[What needs to be done]
Reproduce the whole of the data exactly.

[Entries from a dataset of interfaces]
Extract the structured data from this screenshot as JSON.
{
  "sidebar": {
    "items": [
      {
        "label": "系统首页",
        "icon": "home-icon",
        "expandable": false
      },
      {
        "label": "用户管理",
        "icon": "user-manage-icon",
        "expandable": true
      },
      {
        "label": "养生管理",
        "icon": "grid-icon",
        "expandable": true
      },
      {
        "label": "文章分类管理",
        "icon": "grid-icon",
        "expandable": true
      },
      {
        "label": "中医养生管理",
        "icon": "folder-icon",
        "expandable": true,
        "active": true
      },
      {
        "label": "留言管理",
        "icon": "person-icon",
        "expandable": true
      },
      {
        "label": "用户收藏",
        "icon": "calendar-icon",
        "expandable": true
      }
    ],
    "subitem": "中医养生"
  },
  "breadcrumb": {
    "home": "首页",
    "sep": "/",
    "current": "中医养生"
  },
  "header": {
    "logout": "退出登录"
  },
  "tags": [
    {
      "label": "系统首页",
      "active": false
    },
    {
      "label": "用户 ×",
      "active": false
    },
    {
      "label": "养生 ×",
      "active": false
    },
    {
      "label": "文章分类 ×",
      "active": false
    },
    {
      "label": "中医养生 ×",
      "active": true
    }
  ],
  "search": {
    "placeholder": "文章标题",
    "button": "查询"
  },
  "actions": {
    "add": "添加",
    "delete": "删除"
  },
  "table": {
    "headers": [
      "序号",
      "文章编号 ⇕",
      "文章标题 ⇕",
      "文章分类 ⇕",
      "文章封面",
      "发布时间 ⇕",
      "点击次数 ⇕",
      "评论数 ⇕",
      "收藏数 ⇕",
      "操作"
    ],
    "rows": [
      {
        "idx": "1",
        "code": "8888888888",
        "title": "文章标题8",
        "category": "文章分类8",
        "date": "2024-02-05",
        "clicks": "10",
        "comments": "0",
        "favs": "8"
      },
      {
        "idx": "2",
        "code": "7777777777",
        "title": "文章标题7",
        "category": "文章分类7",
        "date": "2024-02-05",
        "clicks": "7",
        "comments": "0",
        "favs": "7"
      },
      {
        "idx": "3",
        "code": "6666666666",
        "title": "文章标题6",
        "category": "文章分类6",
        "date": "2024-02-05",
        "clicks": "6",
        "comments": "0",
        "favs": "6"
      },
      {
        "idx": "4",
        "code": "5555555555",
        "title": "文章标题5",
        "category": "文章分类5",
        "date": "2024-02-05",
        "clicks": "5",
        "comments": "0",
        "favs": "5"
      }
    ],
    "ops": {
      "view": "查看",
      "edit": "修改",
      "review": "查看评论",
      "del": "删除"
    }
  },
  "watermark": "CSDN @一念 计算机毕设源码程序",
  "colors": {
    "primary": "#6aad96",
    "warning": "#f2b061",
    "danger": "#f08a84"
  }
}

[Response]
Extract the structured data from this screenshot as JSON.
{
  "sidebar": {
    "items": [
      {
        "label": "系统首页",
        "icon": "home-icon",
        "expandable": false
      },
      {
        "label": "用户管理",
        "icon": "user-manage-icon",
        "expandable": true
      },
      {
        "label": "养生管理",
        "icon": "grid-icon",
        "expandable": true
      },
      {
        "label": "文章分类管理",
        "icon": "grid-icon",
        "expandable": true
      },
      {
        "label": "中医养生管理",
        "icon": "folder-icon",
        "expandable": true,
        "active": true
      },
      {
        "label": "留言管理",
        "icon": "person-icon",
        "expandable": true
      },
      {
        "label": "用户收藏",
        "icon": "calendar-icon",
        "expandable": true
      }
    ],
    "subitem": "中医养生"
  },
  "breadcrumb": {
    "home": "首页",
    "sep": "/",
    "current": "中医养生"
  },
  "header": {
    "logout": "退出登录"
  },
  "tags": [
    {
      "label": "系统首页",
      "active": false
    },
    {
      "label": "用户 ×",
      "active": false
    },
    {
      "label": "养生 ×",
      "active": false
    },
    {
      "label": "文章分类 ×",
      "active": false
    },
    {
      "label": "中医养生 ×",
      "active": true
    }
  ],
  "search": {
    "placeholder": "文章标题",
    "button": "查询"
  },
  "actions": {
    "add": "添加",
    "delete": "删除"
  },
  "table": {
    "headers": [
      "序号",
      "文章编号 ⇕",
      "文章标题 ⇕",
      "文章分类 ⇕",
      "文章封面",
      "发布时间 ⇕",
      "点击次数 ⇕",
      "评论数 ⇕",
      "收藏数 ⇕",
      "操作"
    ],
    "rows": [
      {
        "idx": "1",
        "code": "8888888888",
        "title": "文章标题8",
        "category": "文章分类8",
        "date": "2024-02-05",
        "clicks": "10",
        "comments": "0",
        "favs": "8"
      },
      {
        "idx": "2",
        "code": "7777777777",
        "title": "文章标题7",
        "category": "文章分类7",
        "date": "2024-02-05",
        "clicks": "7",
        "comments": "0",
        "favs": "7"
      },
      {
        "idx": "3",
        "code": "6666666666",
        "title": "文章标题6",
        "category": "文章分类6",
        "date": "2024-02-05",
        "clicks": "6",
        "comments": "0",
        "favs": "6"
      },
      {
        "idx": "4",
        "code": "5555555555",
        "title": "文章标题5",
        "category": "文章分类5",
        "date": "2024-02-05",
        "clicks": "5",
        "comments": "0",
        "favs": "5"
      }
    ],
    "ops": {
      "view": "查看",
      "edit": "修改",
      "review": "查看评论",
      "del": "删除"
    }
  },
  "watermark": "CSDN @一念 计算机毕设源码程序",
  "colors": {
    "primary": "#6aad96",
    "warning": "#f2b061",
    "danger": "#f08a84"
  }
}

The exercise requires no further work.